Human disturbance may often be criticised for harming the environment, but new research suggests a persistent lack of human attention in the central African forest could actually cause some tree species to disappear.
Eight hundred years ago, in a hardscrabble farming community on the outskirts of what was once one of the fabled cities of the ancient world, Troy, a 30-year-old woman was laid to rest in a stone-lined grave.
Francis Crick Institute scientists have discovered that fruit flies and humans have much in common when it comes to inflammatory responses to stress or injury. Their research gives insights into human diseases and possible ...

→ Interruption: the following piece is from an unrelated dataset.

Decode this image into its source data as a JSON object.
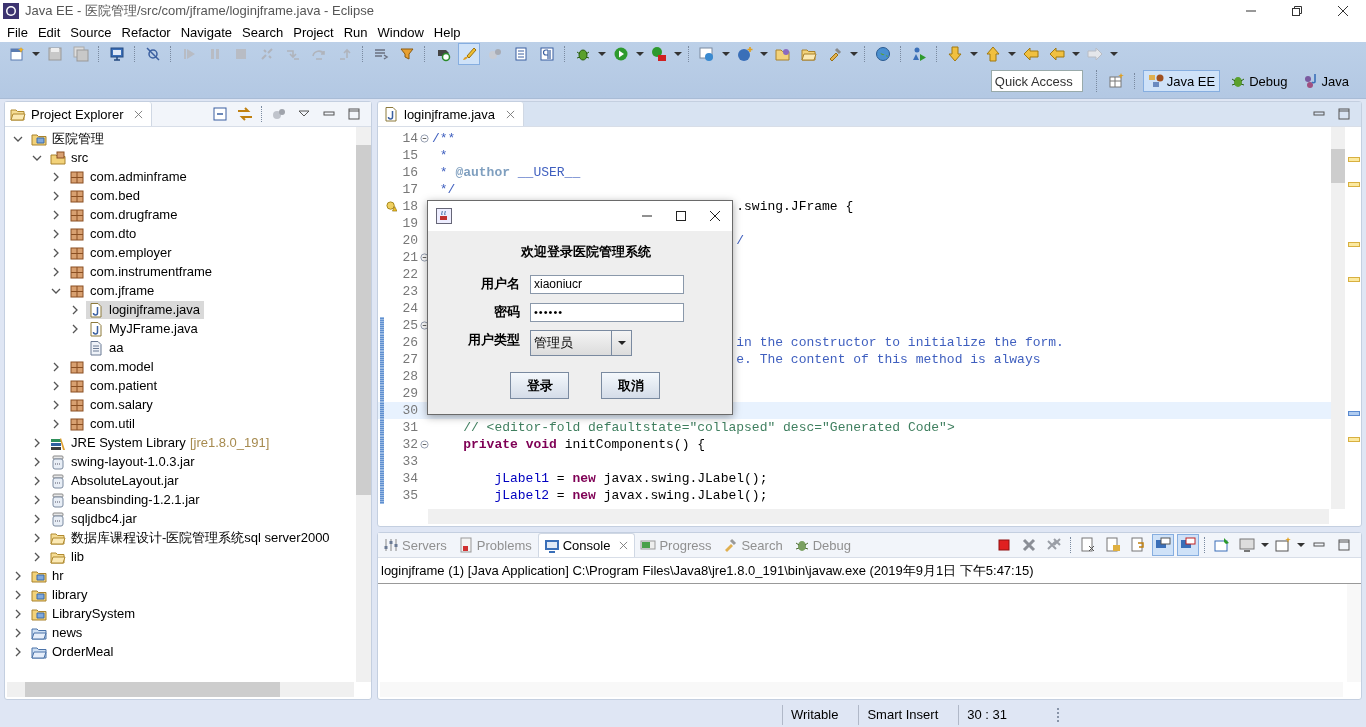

For the past 70 years, scientists have agreed unanimously that Streptomyces, the bacteria that gives dirt its earthy smell and is found in many antibiotics, grow like plants in a stationary manner.
A treatment billed as a potential breakthrough in the fight against disease, including cancer, could back-fire and make the disease fitter and more damaging, new research has found.
Researchers model how 'publication bias' does—and doesn't—affect the 'canonization' of facts in science
A team of scientists and engineers at The University of Texas at Austin has identified the first sensor of the Earth's magnetic field in an animal, finding in the brain of a tiny worm a big clue to a long-held mystery about ...
Caltech biologist Markus Meister is disputing recent research claiming to have solved what he describes as "the last true mystery of sensory biology"—the ability of animals to detect magnetic fields. This "magnetic sense" ...
He stood a majestic 5-foot-5, weighed around 100 pounds and maybe had a harem. That's what scientists figure from the footprints he left behind some 3.7 million year ago.
The first mapping of carbon recovery in Amazonian forests following emissions released by commercial logging activities has been published in the journal eLife.